### [WORK TASK]
Could you write out each of the records below exactly?

### [SUPPLIED RECORDS]

......

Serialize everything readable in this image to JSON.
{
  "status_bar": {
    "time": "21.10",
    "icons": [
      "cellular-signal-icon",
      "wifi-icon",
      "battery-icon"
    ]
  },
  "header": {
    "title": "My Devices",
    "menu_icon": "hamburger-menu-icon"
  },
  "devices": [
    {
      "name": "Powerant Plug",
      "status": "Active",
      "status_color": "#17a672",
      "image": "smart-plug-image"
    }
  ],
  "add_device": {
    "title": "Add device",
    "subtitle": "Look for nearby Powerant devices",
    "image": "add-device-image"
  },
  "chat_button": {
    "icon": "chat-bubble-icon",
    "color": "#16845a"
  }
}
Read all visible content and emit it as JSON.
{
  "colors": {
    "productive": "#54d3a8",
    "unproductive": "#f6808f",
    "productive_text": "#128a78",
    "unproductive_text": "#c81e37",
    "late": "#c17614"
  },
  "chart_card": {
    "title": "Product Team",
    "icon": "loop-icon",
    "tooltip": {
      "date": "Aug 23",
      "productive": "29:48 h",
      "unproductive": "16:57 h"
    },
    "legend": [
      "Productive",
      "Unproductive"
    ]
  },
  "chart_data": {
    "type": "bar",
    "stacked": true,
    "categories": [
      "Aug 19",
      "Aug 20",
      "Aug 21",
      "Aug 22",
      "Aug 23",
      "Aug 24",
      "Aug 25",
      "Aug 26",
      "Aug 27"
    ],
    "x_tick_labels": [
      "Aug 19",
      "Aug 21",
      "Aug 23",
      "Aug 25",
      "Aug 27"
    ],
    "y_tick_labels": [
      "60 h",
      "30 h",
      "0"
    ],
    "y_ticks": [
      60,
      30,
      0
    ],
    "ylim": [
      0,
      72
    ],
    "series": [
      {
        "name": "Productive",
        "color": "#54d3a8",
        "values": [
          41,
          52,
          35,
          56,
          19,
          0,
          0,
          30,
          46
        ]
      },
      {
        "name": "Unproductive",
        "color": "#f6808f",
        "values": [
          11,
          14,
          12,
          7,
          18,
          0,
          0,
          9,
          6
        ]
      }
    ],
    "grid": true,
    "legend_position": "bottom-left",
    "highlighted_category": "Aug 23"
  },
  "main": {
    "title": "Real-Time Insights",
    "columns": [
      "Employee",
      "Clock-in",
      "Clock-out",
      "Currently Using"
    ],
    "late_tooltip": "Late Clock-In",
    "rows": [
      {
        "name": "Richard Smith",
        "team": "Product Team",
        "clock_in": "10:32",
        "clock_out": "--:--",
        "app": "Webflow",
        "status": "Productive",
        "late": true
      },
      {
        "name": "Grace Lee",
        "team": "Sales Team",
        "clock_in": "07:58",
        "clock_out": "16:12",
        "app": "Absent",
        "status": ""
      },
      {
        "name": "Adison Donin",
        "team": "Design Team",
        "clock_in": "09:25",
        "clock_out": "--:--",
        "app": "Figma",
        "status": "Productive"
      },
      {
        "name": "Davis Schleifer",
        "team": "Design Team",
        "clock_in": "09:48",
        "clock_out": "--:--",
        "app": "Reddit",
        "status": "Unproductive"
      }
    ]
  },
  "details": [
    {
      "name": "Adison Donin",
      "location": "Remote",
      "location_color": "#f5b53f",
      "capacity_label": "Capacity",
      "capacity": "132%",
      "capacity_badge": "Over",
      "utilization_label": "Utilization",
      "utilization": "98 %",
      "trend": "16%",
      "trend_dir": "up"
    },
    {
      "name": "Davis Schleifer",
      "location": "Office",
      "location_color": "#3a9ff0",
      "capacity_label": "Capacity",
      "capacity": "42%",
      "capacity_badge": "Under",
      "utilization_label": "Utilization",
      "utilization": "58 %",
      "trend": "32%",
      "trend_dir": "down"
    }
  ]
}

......

### [PROBLEM SOLUTION]
Serialize everything readable in this image to JSON.
{
  "status_bar": {
    "time": "21.10",
    "icons": [
      "cellular-signal-icon",
      "wifi-icon",
      "battery-icon"
    ]
  },
  "header": {
    "title": "My Devices",
    "menu_icon": "hamburger-menu-icon"
  },
  "devices": [
    {
      "name": "Powerant Plug",
      "status": "Active",
      "status_color": "#17a672",
      "image": "smart-plug-image"
    }
  ],
  "add_device": {
    "title": "Add device",
    "subtitle": "Look for nearby Powerant devices",
    "image": "add-device-image"
  },
  "chat_button": {
    "icon": "chat-bubble-icon",
    "color": "#16845a"
  }
}
Read all visible content and emit it as JSON.
{
  "colors": {
    "productive": "#54d3a8",
    "unproductive": "#f6808f",
    "productive_text": "#128a78",
    "unproductive_text": "#c81e37",
    "late": "#c17614"
  },
  "chart_card": {
    "title": "Product Team",
    "icon": "loop-icon",
    "tooltip": {
      "date": "Aug 23",
      "productive": "29:48 h",
      "unproductive": "16:57 h"
    },
    "legend": [
      "Productive",
      "Unproductive"
    ]
  },
  "chart_data": {
    "type": "bar",
    "stacked": true,
    "categories": [
      "Aug 19",
      "Aug 20",
      "Aug 21",
      "Aug 22",
      "Aug 23",
      "Aug 24",
      "Aug 25",
      "Aug 26",
      "Aug 27"
    ],
    "x_tick_labels": [
      "Aug 19",
      "Aug 21",
      "Aug 23",
      "Aug 25",
      "Aug 27"
    ],
    "y_tick_labels": [
      "60 h",
      "30 h",
      "0"
    ],
    "y_ticks": [
      60,
      30,
      0
    ],
    "ylim": [
      0,
      72
    ],
    "series": [
      {
        "name": "Productive",
        "color": "#54d3a8",
        "values": [
          41,
          52,
          35,
          56,
          19,
          0,
          0,
          30,
          46
        ]
      },
      {
        "name": "Unproductive",
        "color": "#f6808f",
        "values": [
          11,
          14,
          12,
          7,
          18,
          0,
          0,
          9,
          6
        ]
      }
    ],
    "grid": true,
    "legend_position": "bottom-left",
    "highlighted_category": "Aug 23"
  },
  "main": {
    "title": "Real-Time Insights",
    "columns": [
      "Employee",
      "Clock-in",
      "Clock-out",
      "Currently Using"
    ],
    "late_tooltip": "Late Clock-In",
    "rows": [
      {
        "name": "Richard Smith",
        "team": "Product Team",
        "clock_in": "10:32",
        "clock_out": "--:--",
        "app": "Webflow",
        "status": "Productive",
        "late": true
      },
      {
        "name": "Grace Lee",
        "team": "Sales Team",
        "clock_in": "07:58",
        "clock_out": "16:12",
        "app": "Absent",
        "status": ""
      },
      {
        "name": "Adison Donin",
        "team": "Design Team",
        "clock_in": "09:25",
        "clock_out": "--:--",
        "app": "Figma",
        "status": "Productive"
      },
      {
        "name": "Davis Schleifer",
        "team": "Design Team",
        "clock_in": "09:48",
        "clock_out": "--:--",
        "app": "Reddit",
        "status": "Unproductive"
      }
    ]
  },
  "details": [
    {
      "name": "Adison Donin",
      "location": "Remote",
      "location_color": "#f5b53f",
      "capacity_label": "Capacity",
      "capacity": "132%",
      "capacity_badge": "Over",
      "utilization_label": "Utilization",
      "utilization": "98 %",
      "trend": "16%",
      "trend_dir": "up"
    },
    {
      "name": "Davis Schleifer",
      "location": "Office",
      "location_color": "#3a9ff0",
      "capacity_label": "Capacity",
      "capacity": "42%",
      "capacity_badge": "Under",
      "utilization_label": "Utilization",
      "utilization": "58 %",
      "trend": "32%",
      "trend_dir": "down"
    }
  ]
}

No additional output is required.